Of the three most important machining processes - turning, drilling and milling - turning is the most unproblematic. For turning stainless steels is usually worked with emulsion as a cooling lubricant. It come to roughing indexable inserts with stable but positively executed chipbreaker geometry, such. As the -MM or -MR geometry used. These insert geometries are used in combination with relatively tough coated carbide grades. Especially for demanding turning operations, eg with severe cutting interruptions, the Sandvik grade GC2035 has proven itself here (see picture 2).
Finishing can be carried out with coated fine and ultra-fine tungsten carbide (GC 1025, GC 2015) or cermet (CT 525) with sharp-edged cutting edges. In order to obtain a controlled chip breaking, inserts with -ML (MóISO-M, L óLight cuts) geometry should be preferred.
Drilling stainless steel materials
Drilling stainless steel materials is much more demanding than turning; This is due to the fact that when drilling due to the process in the center of the tool, the cutting speed is always zero. Accordingly, in the case of drills with indexable inserts, such as the Coromant U drill, a tough carbide grade (GC 1020) should be used in the center. In contrast, a wear-resistant grade (GC3040) can be used as the outer cutting edge. This combination of two different cutting materials makes it possible to optimally adjust the cutting edge stress during machining. For solid carbide drills as well, Sandvik has achieved a unique combination of two carbide grades in a single drill with the TwinGrade GC1030.
When milling stainless steels, especially the strong tendency to built-up edge formation is problematic. If it comes increasingly to the formation of built-up edges, the tool life decreases dramatically. The chips stick to the cutting edge and are pulled into the cut when the cutting edge re-enters the workpiece, and the cutting edge is likely to be damaged. In order to minimize build-up edge build-up as far as possible, positive indexable inserts with a rake angle of at least 20 ° are used. In order to still get stable cutting, particularly tough carbide grades are used. In principle, two machining strategies are possible when milling: it can be run at low cutting speeds and emulsion, or it is worked at high speeds and dry. In the former method, built-up cutting is avoided by using the cooling lubricant and the finished surfaces are slightly better than dry machining, but productivity is low due to the low cutting speed required to achieve acceptable tool life (see Figure 4).
When dry milling, the cutting speed is chosen to be much greater, so high that the chips no longer stick to the cutting edge. With the right combination of tool geometry and cutting parameters, most of the heat "goes away" with the chip and the workpiece remains relatively cool. This strategy allows a very high productivity compared to wet processing and is therefore usually much more economical. Sandvik carbide grades GC2030 and GC2040 are particularly suitable for this type of machining.

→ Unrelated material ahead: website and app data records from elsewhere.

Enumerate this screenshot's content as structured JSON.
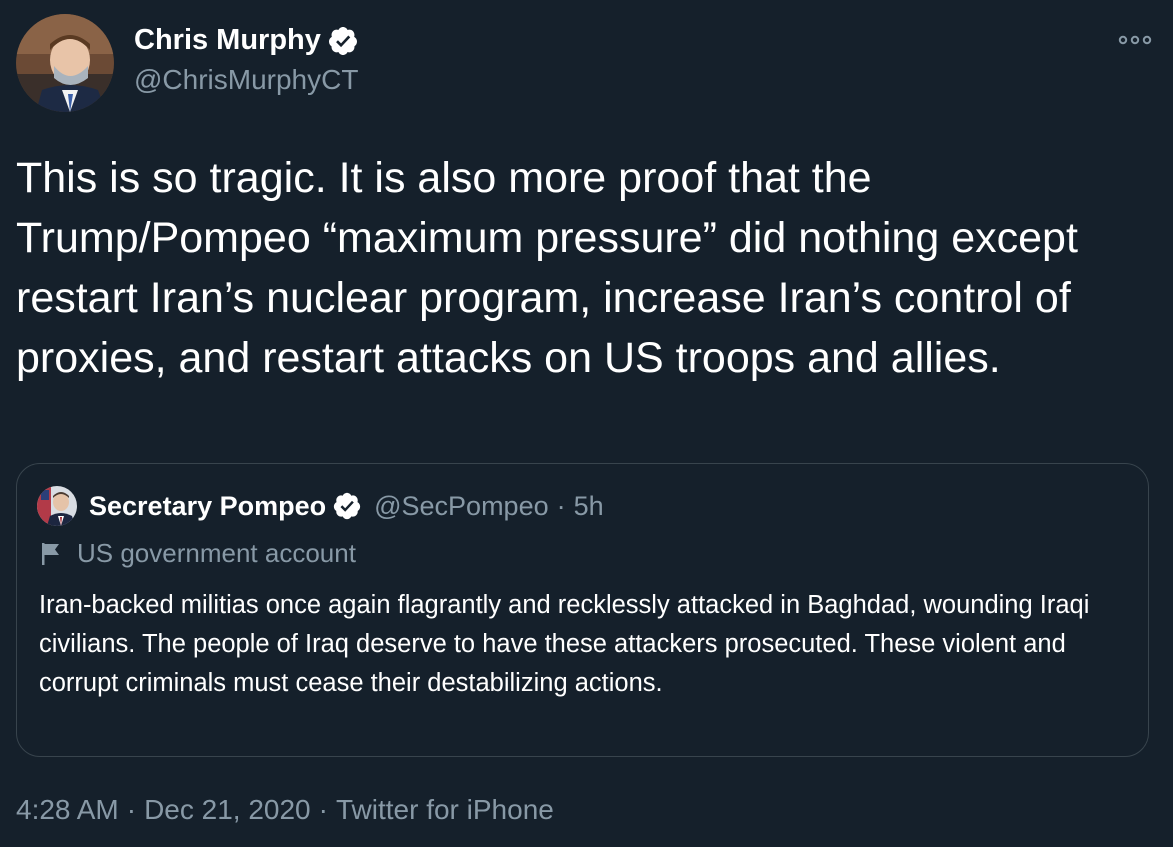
{
  "tweet": {
    "author_name": "Chris Murphy",
    "author_handle": "@ChrisMurphyCT",
    "text": "This is so tragic. It is also more proof that the Trump/Pompeo “maximum pressure” did nothing except restart Iran’s nuclear program, increase Iran’s control of proxies, and restart attacks on US troops and allies.",
    "time": "4:28 AM",
    "separator": "·",
    "date": "Dec 21, 2020",
    "source": "Twitter for iPhone",
    "more_icon": "more-dots-icon",
    "verified_icon": "verified-badge-icon"
  },
  "quoted": {
    "author_name": "Secretary Pompeo",
    "author_handle": "@SecPompeo",
    "separator": "·",
    "time_ago": "5h",
    "gov_label": "US government account",
    "gov_icon": "flag-icon",
    "text": "Iran-backed militias once again flagrantly and recklessly attacked in Baghdad, wounding Iraqi civilians. The people of Iraq deserve to have these attackers prosecuted. These violent and corrupt criminals must cease their destabilizing actions."
  },
  "colors": {
    "background": "#15202b",
    "text": "#ffffff",
    "secondary_text": "#8899a6",
    "border": "#38444d"
  }
}
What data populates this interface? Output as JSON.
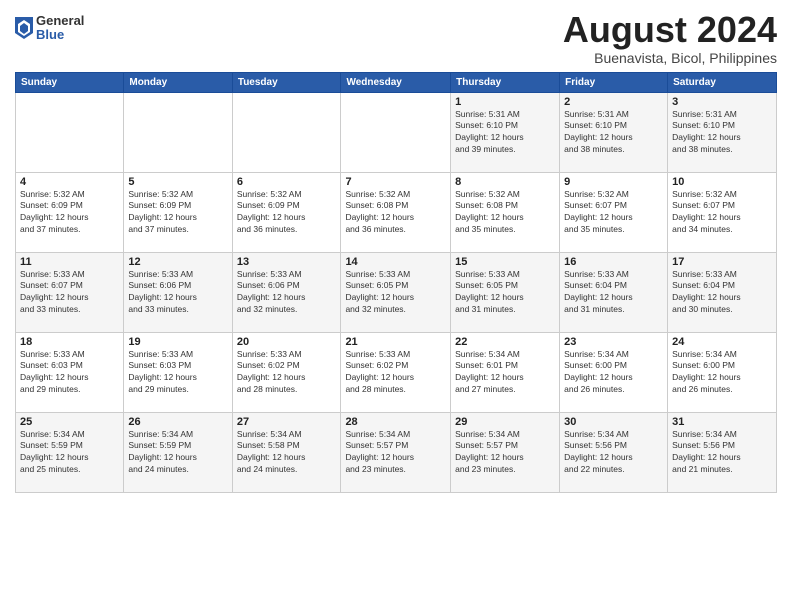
{
  "header": {
    "logo_general": "General",
    "logo_blue": "Blue",
    "title": "August 2024",
    "location": "Buenavista, Bicol, Philippines"
  },
  "days_of_week": [
    "Sunday",
    "Monday",
    "Tuesday",
    "Wednesday",
    "Thursday",
    "Friday",
    "Saturday"
  ],
  "weeks": [
    [
      {
        "day": "",
        "info": ""
      },
      {
        "day": "",
        "info": ""
      },
      {
        "day": "",
        "info": ""
      },
      {
        "day": "",
        "info": ""
      },
      {
        "day": "1",
        "info": "Sunrise: 5:31 AM\nSunset: 6:10 PM\nDaylight: 12 hours\nand 39 minutes."
      },
      {
        "day": "2",
        "info": "Sunrise: 5:31 AM\nSunset: 6:10 PM\nDaylight: 12 hours\nand 38 minutes."
      },
      {
        "day": "3",
        "info": "Sunrise: 5:31 AM\nSunset: 6:10 PM\nDaylight: 12 hours\nand 38 minutes."
      }
    ],
    [
      {
        "day": "4",
        "info": "Sunrise: 5:32 AM\nSunset: 6:09 PM\nDaylight: 12 hours\nand 37 minutes."
      },
      {
        "day": "5",
        "info": "Sunrise: 5:32 AM\nSunset: 6:09 PM\nDaylight: 12 hours\nand 37 minutes."
      },
      {
        "day": "6",
        "info": "Sunrise: 5:32 AM\nSunset: 6:09 PM\nDaylight: 12 hours\nand 36 minutes."
      },
      {
        "day": "7",
        "info": "Sunrise: 5:32 AM\nSunset: 6:08 PM\nDaylight: 12 hours\nand 36 minutes."
      },
      {
        "day": "8",
        "info": "Sunrise: 5:32 AM\nSunset: 6:08 PM\nDaylight: 12 hours\nand 35 minutes."
      },
      {
        "day": "9",
        "info": "Sunrise: 5:32 AM\nSunset: 6:07 PM\nDaylight: 12 hours\nand 35 minutes."
      },
      {
        "day": "10",
        "info": "Sunrise: 5:32 AM\nSunset: 6:07 PM\nDaylight: 12 hours\nand 34 minutes."
      }
    ],
    [
      {
        "day": "11",
        "info": "Sunrise: 5:33 AM\nSunset: 6:07 PM\nDaylight: 12 hours\nand 33 minutes."
      },
      {
        "day": "12",
        "info": "Sunrise: 5:33 AM\nSunset: 6:06 PM\nDaylight: 12 hours\nand 33 minutes."
      },
      {
        "day": "13",
        "info": "Sunrise: 5:33 AM\nSunset: 6:06 PM\nDaylight: 12 hours\nand 32 minutes."
      },
      {
        "day": "14",
        "info": "Sunrise: 5:33 AM\nSunset: 6:05 PM\nDaylight: 12 hours\nand 32 minutes."
      },
      {
        "day": "15",
        "info": "Sunrise: 5:33 AM\nSunset: 6:05 PM\nDaylight: 12 hours\nand 31 minutes."
      },
      {
        "day": "16",
        "info": "Sunrise: 5:33 AM\nSunset: 6:04 PM\nDaylight: 12 hours\nand 31 minutes."
      },
      {
        "day": "17",
        "info": "Sunrise: 5:33 AM\nSunset: 6:04 PM\nDaylight: 12 hours\nand 30 minutes."
      }
    ],
    [
      {
        "day": "18",
        "info": "Sunrise: 5:33 AM\nSunset: 6:03 PM\nDaylight: 12 hours\nand 29 minutes."
      },
      {
        "day": "19",
        "info": "Sunrise: 5:33 AM\nSunset: 6:03 PM\nDaylight: 12 hours\nand 29 minutes."
      },
      {
        "day": "20",
        "info": "Sunrise: 5:33 AM\nSunset: 6:02 PM\nDaylight: 12 hours\nand 28 minutes."
      },
      {
        "day": "21",
        "info": "Sunrise: 5:33 AM\nSunset: 6:02 PM\nDaylight: 12 hours\nand 28 minutes."
      },
      {
        "day": "22",
        "info": "Sunrise: 5:34 AM\nSunset: 6:01 PM\nDaylight: 12 hours\nand 27 minutes."
      },
      {
        "day": "23",
        "info": "Sunrise: 5:34 AM\nSunset: 6:00 PM\nDaylight: 12 hours\nand 26 minutes."
      },
      {
        "day": "24",
        "info": "Sunrise: 5:34 AM\nSunset: 6:00 PM\nDaylight: 12 hours\nand 26 minutes."
      }
    ],
    [
      {
        "day": "25",
        "info": "Sunrise: 5:34 AM\nSunset: 5:59 PM\nDaylight: 12 hours\nand 25 minutes."
      },
      {
        "day": "26",
        "info": "Sunrise: 5:34 AM\nSunset: 5:59 PM\nDaylight: 12 hours\nand 24 minutes."
      },
      {
        "day": "27",
        "info": "Sunrise: 5:34 AM\nSunset: 5:58 PM\nDaylight: 12 hours\nand 24 minutes."
      },
      {
        "day": "28",
        "info": "Sunrise: 5:34 AM\nSunset: 5:57 PM\nDaylight: 12 hours\nand 23 minutes."
      },
      {
        "day": "29",
        "info": "Sunrise: 5:34 AM\nSunset: 5:57 PM\nDaylight: 12 hours\nand 23 minutes."
      },
      {
        "day": "30",
        "info": "Sunrise: 5:34 AM\nSunset: 5:56 PM\nDaylight: 12 hours\nand 22 minutes."
      },
      {
        "day": "31",
        "info": "Sunrise: 5:34 AM\nSunset: 5:56 PM\nDaylight: 12 hours\nand 21 minutes."
      }
    ]
  ]
}
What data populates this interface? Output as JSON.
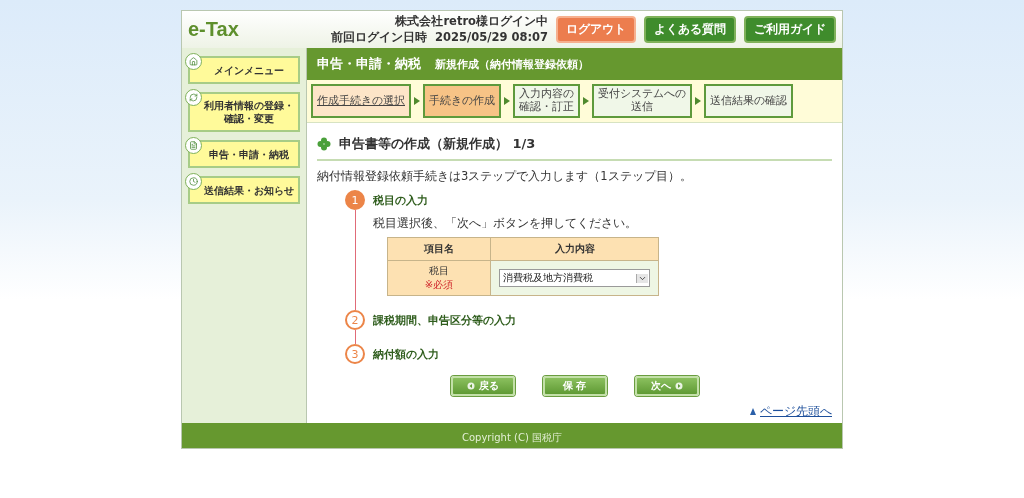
{
  "header": {
    "logo": "e-Tax",
    "user": "株式会社retro様ログイン中",
    "last_login_label": "前回ログイン日時",
    "last_login": "2025/05/29 08:07",
    "buttons": [
      {
        "label": "ログアウト",
        "kind": "logout"
      },
      {
        "label": "よくある質問",
        "kind": "nav"
      },
      {
        "label": "ご利用ガイド",
        "kind": "nav"
      }
    ]
  },
  "sidebar": {
    "items": [
      {
        "label": "メインメニュー"
      },
      {
        "label": "利用者情報の登録・確認・変更"
      },
      {
        "label": "申告・申請・納税"
      },
      {
        "label": "送信結果・お知らせ"
      }
    ]
  },
  "title_bar": {
    "section": "申告・申請・納税",
    "subtitle": "新規作成（納付情報登録依頼）"
  },
  "progress_steps": [
    {
      "lines": [
        "作成手続きの選択"
      ],
      "selected": false,
      "link": true
    },
    {
      "lines": [
        "手続きの作成"
      ],
      "selected": true,
      "link": false
    },
    {
      "lines": [
        "入力内容の",
        "確認・訂正"
      ],
      "selected": false,
      "link": false
    },
    {
      "lines": [
        "受付システムへの",
        "送信"
      ],
      "selected": false,
      "link": false
    },
    {
      "lines": [
        "送信結果の確認"
      ],
      "selected": false,
      "link": false
    }
  ],
  "heading": "申告書等の作成（新規作成） 1/3",
  "intro": "納付情報登録依頼手続きは3ステップで入力します（1ステップ目）。",
  "steps": [
    {
      "number": "1",
      "title": "税目の入力",
      "active": true,
      "instruction": "税目選択後、「次へ」ボタンを押してください。",
      "table": {
        "columns": [
          "項目名",
          "入力内容"
        ],
        "rows": [
          {
            "label": "税目",
            "required": "※必須",
            "value": "消費税及地方消費税"
          }
        ]
      }
    },
    {
      "number": "2",
      "title": "課税期間、申告区分等の入力",
      "active": false
    },
    {
      "number": "3",
      "title": "納付額の入力",
      "active": false
    }
  ],
  "actions": [
    {
      "label": "戻る",
      "kind": "back"
    },
    {
      "label": "保 存",
      "kind": "save"
    },
    {
      "label": "次へ",
      "kind": "next"
    }
  ],
  "page_top_link": "ページ先頭へ",
  "footer": "Copyright (C) 国税庁"
}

If the achieved surface qualities are not sufficient for the more economical dry machining, the two methods can also be combined: First, roughing is done with high cutting data without cooling lubricant, but the last cut is made with emulsion and approx. 40% reduced speed. Alternatively, the last cut can also be carried out dry with cermet as cutting material; This is particularly useful when various tools are used for roughing and finishing.